Waaaaayyyyy back in 1982, who could have foreseen that the culture's newest agent provocateur would still be provoking three decades later? Or that she'd still be mining the same naughty ex-Catholic school girl cliché for all it's worth.
But that's not all that's happening on MDNA. When she takes a breath from singing the praises of being a "Girl Gone Wild" or shamelessly bragging, "I'm a Sinner," the rest of the Material Girl's 12th studio album and first release since her 2008 divorce from British movie director Guy Ritchie alternates between fits of violent rage and moments of miserable mourning.
On "Superstar," Madonna compares her romantic partner with "Abe Lincoln, 'cause you fight for what's right/ … You're my angel bringing peace to my life." Meanwhile, "Falling Free" achingly describes the oneness a couple once shared: "When did you ignite this heart/Rescue me from all this dark?/See, our hearts are intertwined." Elsewhere on that track we hear, "The face of God that stands above/Pouring over hope and love."
Profane title and lyrics aside, it worth noting that bonus track "I F‑‑‑ed Up" acknowledges mistakes in a relationship and expresses sorrow for them: "I f‑‑‑ed up, I made a mistake/Nobody does it better than myself/I'm sorry/ … I wish I could take it back/But I can't/I'm so ashamed/You're in so much pain/I blamed you when things didn't go my way."
Exactly 180 degrees away from that apology is "Gang Bang," where Madonna exchanges mournful reflection (ostensibly on her marred marriage) for a Slim Shady-approved fantasy about murdering her ex: "Bang, bang, shot you dead, my lover in the head/ … And I have no regrets." She tells him, "You have to die for me, baby," and asks, "How could I move on with my life/If you didn't die for me, baby?" Things get even darker as she suggests, "He deserved it/And I'm going straight to hell/And if I see that b‑‑ch in hell/I'm gonna shoot him in the head again." The song includes 13 uses of "b‑‑ch" and the repeated sounds of guns being cocked and spent casings falling to the ground.
Album opener "Girl Gone Wild" harks back to "Like a Prayer," beginning with this mockery: "Oh my God/I'm heartily sorry/For having offended Thee/And I detest all my sins/Because I dread the loss of heaven/And the pains of hell/But most of all because I love Thee/And I want so badly to be good." The balance of the track gives the lie to that prayer, as Madonna willfully indulges the idea that she's a "good girl gone wild" who admits "I'm about to go astray/ … I feel like sinning/ … I got that burnin' hot desire." With the same snarky tone, "I'm a Sinner" repeatedly confesses, "I'm a sinner, I like it that way/ … Praise the Lord, and I like it that way/Hail Mary, full of grace/Get down on your knees and pray/Jesus Christ, hanging on the cross/Died for our sins, it's such a loss/Saint Christopher, find my way/I'll be coming home one day/ … Thomas Aquinas, stand your ground/All those saints and holy men/Catch me before I sin again."
"Some Girls" cattily criticizes women who are both virginal and carnal: "She's flawless, a virgin sweet (like a virgin sweet and clean)/Some girls got an attitude/Fake t-ts and a nasty mood/Hot s‑‑‑ when she's in the nude (in a naughty, naked mood). "I'm Addicted" compares a torrid love affair to addiction to the drug Ecstasy. "Give Me All Your Luvin'" celebrates narcissistic, in-the-moment hedonism.

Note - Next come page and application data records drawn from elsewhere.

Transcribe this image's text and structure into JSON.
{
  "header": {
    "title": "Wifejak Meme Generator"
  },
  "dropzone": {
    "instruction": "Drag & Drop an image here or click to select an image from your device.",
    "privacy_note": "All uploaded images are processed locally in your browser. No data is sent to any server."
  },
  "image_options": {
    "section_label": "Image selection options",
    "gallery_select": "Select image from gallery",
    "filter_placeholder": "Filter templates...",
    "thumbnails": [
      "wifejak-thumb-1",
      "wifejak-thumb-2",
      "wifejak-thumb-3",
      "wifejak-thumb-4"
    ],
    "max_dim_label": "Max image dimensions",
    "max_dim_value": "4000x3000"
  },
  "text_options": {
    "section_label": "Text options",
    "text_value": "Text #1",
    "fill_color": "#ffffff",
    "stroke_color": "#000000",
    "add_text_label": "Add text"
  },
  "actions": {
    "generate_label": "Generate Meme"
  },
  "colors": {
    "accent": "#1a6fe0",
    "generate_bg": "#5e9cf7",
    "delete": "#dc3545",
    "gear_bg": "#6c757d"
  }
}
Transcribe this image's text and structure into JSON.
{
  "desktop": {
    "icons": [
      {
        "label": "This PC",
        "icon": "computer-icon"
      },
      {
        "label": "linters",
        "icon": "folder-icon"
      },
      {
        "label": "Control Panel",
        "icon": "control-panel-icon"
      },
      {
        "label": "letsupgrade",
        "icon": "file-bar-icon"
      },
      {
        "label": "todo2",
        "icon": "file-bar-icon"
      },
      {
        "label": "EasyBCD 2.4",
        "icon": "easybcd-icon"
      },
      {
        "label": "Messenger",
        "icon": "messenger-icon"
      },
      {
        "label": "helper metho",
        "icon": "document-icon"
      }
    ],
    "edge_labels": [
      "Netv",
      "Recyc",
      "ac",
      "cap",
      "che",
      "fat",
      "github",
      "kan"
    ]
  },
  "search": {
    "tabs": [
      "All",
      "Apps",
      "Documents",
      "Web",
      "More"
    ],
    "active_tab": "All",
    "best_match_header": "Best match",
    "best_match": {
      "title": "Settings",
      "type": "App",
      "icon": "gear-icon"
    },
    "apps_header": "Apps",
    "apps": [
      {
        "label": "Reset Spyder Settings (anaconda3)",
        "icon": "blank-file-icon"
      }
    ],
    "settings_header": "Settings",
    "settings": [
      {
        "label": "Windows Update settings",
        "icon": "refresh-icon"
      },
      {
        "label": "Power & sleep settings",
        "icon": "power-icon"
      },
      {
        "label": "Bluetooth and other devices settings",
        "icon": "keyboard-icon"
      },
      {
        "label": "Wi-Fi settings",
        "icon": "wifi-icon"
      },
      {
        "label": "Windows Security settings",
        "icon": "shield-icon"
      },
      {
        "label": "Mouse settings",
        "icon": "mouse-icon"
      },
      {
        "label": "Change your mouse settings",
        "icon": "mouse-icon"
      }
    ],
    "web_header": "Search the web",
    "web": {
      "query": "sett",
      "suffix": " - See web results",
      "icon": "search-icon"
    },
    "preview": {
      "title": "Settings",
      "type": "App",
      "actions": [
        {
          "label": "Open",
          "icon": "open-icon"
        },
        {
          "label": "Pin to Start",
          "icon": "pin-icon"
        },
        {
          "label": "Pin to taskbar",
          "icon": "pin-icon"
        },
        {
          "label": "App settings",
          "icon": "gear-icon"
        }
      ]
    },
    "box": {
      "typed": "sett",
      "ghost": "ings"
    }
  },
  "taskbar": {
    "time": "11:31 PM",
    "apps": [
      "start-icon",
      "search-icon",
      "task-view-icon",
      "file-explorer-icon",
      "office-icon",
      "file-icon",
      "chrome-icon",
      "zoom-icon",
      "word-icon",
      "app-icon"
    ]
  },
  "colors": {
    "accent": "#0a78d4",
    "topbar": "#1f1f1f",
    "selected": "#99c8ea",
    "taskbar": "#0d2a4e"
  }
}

Album liner notes include a photo of Madonna in a skimpy bra.
How do you solve a problem like Madonna?
The 53-year-old diva proffers a handful of surprisingly vulnerable moments on MDNA, moments suggesting that the end of her eight-year marriage to Guy Ritchie has taken a real toll on her soul. But she doesn't respond to that disorienting loss in a way that'll help or nourish her millions of fans. Instead, she tries to wind the clock back to a sexier time, throwing herself with abandon into the familiar role of the unrepentant sinner, shamelessly thumbing her nose at Jesus and Catholicism as she goes.
And then she loads her metaphorical 9mm, cocks it and points it at her ex.